» TASK GOAL
Please give the data below again in full, exactly as it stands.

» Component data from apps and pages
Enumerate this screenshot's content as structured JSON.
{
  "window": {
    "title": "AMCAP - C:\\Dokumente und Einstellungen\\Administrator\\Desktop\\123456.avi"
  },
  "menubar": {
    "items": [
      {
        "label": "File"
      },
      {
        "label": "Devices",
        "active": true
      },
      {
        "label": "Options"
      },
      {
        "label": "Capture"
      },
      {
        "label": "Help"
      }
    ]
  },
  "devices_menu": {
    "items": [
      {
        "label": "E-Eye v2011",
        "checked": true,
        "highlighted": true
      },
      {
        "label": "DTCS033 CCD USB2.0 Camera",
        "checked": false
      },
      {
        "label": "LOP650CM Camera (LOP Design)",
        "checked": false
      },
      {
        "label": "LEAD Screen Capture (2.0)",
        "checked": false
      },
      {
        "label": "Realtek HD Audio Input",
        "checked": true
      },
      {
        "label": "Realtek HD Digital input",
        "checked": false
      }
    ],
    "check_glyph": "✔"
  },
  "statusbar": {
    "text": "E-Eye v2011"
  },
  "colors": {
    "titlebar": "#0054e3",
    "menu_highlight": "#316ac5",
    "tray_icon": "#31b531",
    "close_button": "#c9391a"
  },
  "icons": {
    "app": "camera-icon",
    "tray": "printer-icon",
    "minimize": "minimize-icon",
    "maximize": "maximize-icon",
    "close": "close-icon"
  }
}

» RESPONSE TO THIS TASK
Enumerate this screenshot's content as structured JSON.
{
  "window": {
    "title": "AMCAP - C:\\Dokumente und Einstellungen\\Administrator\\Desktop\\123456.avi"
  },
  "menubar": {
    "items": [
      {
        "label": "File"
      },
      {
        "label": "Devices",
        "active": true
      },
      {
        "label": "Options"
      },
      {
        "label": "Capture"
      },
      {
        "label": "Help"
      }
    ]
  },
  "devices_menu": {
    "items": [
      {
        "label": "E-Eye v2011",
        "checked": true,
        "highlighted": true
      },
      {
        "label": "DTCS033 CCD USB2.0 Camera",
        "checked": false
      },
      {
        "label": "LOP650CM Camera (LOP Design)",
        "checked": false
      },
      {
        "label": "LEAD Screen Capture (2.0)",
        "checked": false
      },
      {
        "label": "Realtek HD Audio Input",
        "checked": true
      },
      {
        "label": "Realtek HD Digital input",
        "checked": false
      }
    ],
    "check_glyph": "✔"
  },
  "statusbar": {
    "text": "E-Eye v2011"
  },
  "colors": {
    "titlebar": "#0054e3",
    "menu_highlight": "#316ac5",
    "tray_icon": "#31b531",
    "close_button": "#c9391a"
  },
  "icons": {
    "app": "camera-icon",
    "tray": "printer-icon",
    "minimize": "minimize-icon",
    "maximize": "maximize-icon",
    "close": "close-icon"
  }
}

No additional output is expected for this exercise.